## EXERCISE AIM:
Search the entries below. Return every line that has "subject" in it.

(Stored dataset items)
━━━━━━━━━━━━━━━━

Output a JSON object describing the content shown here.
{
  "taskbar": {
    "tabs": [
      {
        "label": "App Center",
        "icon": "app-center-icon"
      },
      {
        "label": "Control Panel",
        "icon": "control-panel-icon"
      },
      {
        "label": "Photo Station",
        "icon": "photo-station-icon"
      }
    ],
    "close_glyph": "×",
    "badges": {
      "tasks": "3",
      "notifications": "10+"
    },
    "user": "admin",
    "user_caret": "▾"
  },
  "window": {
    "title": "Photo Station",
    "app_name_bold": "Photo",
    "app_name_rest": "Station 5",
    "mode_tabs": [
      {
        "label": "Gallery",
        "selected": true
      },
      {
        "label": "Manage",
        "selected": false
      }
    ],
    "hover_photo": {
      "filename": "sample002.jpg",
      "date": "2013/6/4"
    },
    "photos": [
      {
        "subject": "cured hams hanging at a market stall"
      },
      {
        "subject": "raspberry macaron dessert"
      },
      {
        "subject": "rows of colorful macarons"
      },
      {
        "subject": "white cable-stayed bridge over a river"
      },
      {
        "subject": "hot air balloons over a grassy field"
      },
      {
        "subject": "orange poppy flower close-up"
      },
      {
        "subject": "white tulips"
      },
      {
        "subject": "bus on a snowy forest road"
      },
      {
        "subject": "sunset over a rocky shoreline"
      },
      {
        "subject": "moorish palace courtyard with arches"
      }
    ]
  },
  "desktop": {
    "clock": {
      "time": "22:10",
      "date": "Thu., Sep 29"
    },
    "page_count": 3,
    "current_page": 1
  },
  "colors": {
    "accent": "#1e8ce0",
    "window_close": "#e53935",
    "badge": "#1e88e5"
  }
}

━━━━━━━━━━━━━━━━

## YOUR RESPONSE:
        "subject": "cured hams hanging at a market stall"
        "subject": "raspberry macaron dessert"
        "subject": "rows of colorful macarons"
        "subject": "white cable-stayed bridge over a river"
        "subject": "hot air balloons over a grassy field"
        "subject": "orange poppy flower close-up"
        "subject": "white tulips"
        "subject": "bus on a snowy forest road"
        "subject": "sunset over a rocky shoreline"
        "subject": "moorish palace courtyard with arches"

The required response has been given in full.